Supplied records:

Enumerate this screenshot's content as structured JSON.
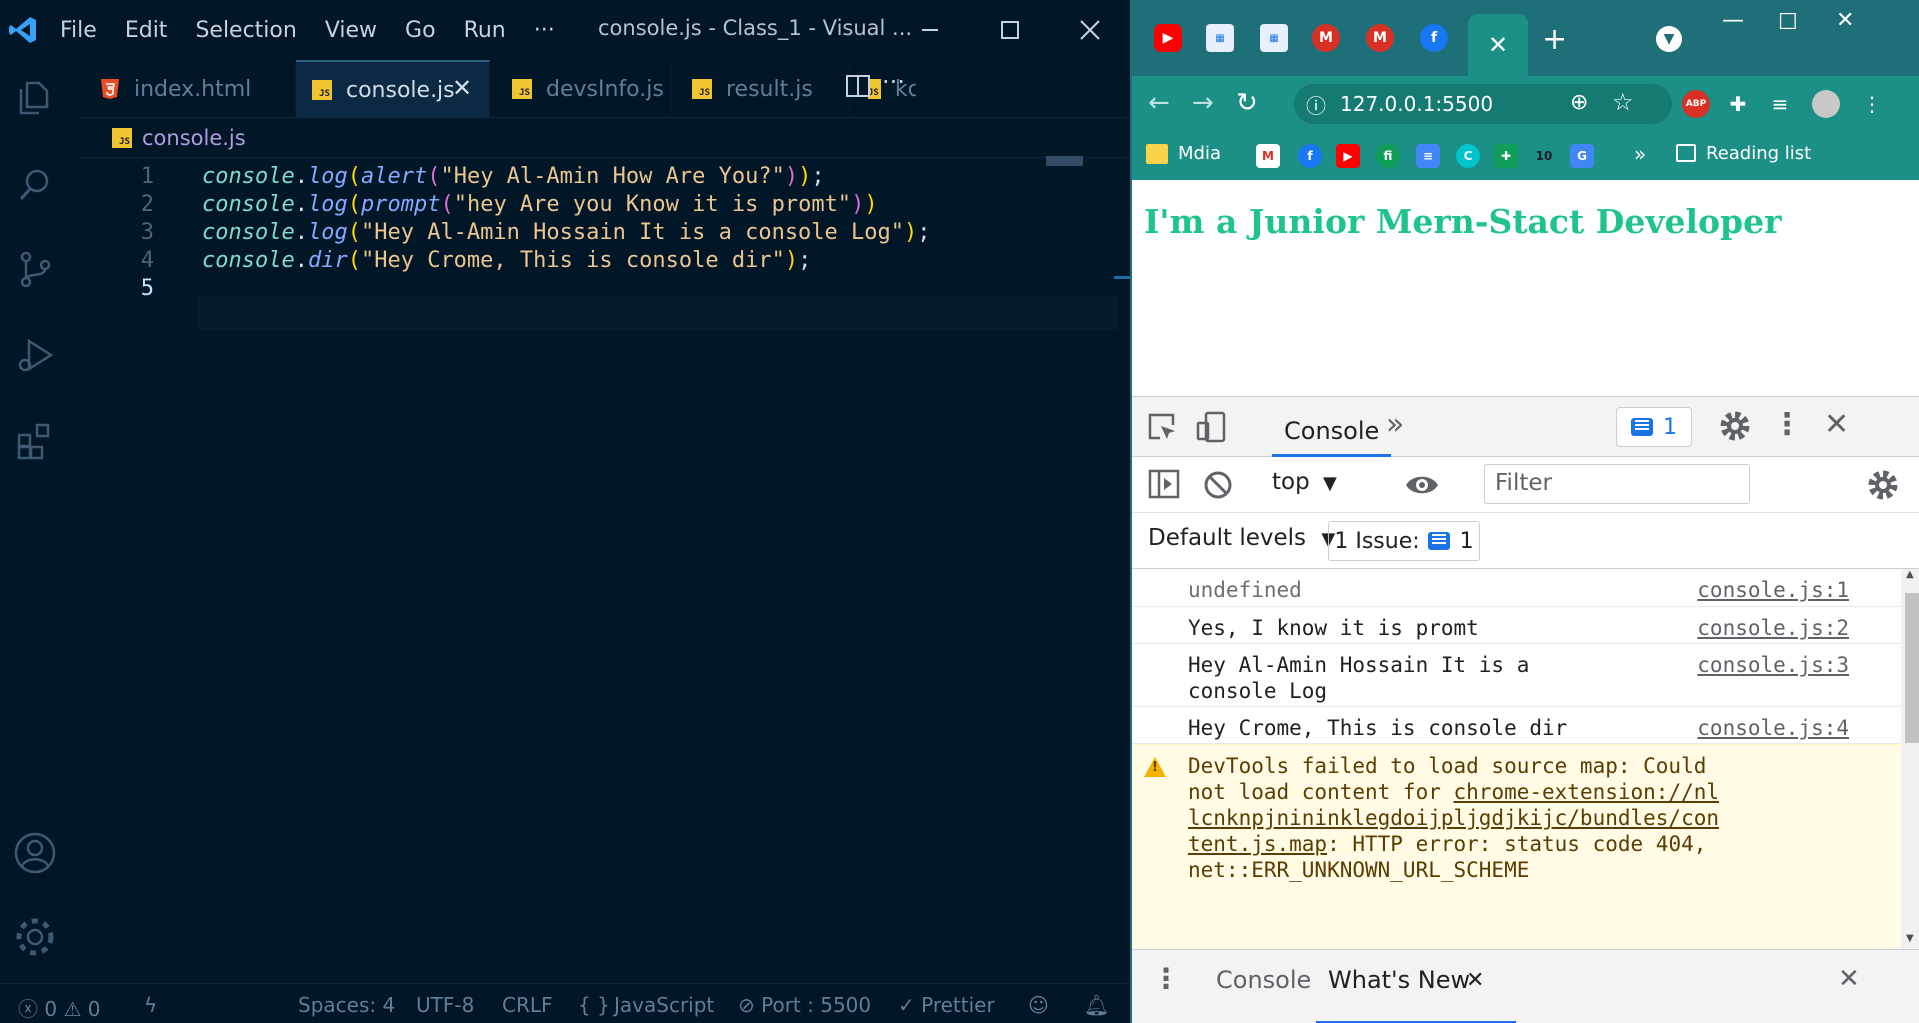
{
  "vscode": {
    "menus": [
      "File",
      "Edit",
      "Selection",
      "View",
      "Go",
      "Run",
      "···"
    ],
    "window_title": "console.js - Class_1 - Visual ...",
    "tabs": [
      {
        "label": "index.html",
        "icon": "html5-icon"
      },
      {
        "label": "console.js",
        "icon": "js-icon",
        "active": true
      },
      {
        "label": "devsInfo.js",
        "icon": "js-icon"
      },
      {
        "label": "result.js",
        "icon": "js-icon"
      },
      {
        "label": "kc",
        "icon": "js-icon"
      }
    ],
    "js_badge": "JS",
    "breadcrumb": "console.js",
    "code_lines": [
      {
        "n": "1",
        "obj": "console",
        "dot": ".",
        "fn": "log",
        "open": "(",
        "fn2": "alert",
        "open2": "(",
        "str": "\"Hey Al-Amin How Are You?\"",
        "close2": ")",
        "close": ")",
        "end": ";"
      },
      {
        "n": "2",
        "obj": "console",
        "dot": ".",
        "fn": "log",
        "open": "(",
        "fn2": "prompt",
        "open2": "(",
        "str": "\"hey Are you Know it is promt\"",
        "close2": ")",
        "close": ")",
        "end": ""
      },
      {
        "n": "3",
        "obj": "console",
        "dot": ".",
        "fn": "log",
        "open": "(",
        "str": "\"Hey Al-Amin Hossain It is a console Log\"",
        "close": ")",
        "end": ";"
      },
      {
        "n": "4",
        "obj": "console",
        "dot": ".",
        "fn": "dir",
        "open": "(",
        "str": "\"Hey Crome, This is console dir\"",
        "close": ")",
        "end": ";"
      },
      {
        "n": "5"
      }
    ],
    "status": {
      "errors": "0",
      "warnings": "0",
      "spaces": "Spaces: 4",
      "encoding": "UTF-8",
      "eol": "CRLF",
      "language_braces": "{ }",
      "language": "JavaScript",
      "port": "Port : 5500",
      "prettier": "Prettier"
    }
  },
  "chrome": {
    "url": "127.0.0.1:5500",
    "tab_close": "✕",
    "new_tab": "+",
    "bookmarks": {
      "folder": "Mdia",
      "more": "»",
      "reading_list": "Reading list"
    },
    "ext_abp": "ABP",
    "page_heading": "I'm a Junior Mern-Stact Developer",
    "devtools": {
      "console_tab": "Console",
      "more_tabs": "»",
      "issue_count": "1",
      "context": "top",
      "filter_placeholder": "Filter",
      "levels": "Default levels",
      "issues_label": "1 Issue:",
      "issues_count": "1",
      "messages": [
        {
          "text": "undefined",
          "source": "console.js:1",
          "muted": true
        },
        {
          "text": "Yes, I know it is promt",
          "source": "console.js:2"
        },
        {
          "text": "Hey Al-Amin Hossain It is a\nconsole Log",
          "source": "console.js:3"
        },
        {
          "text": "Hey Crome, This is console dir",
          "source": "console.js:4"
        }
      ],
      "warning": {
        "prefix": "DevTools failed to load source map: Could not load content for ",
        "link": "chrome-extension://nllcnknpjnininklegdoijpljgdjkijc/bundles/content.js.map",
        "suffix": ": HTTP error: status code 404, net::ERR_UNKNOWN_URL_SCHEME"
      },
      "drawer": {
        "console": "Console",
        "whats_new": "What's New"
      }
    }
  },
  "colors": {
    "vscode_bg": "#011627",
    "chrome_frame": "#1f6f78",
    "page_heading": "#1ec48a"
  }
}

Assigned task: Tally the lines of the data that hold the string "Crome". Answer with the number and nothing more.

Worked solution: 2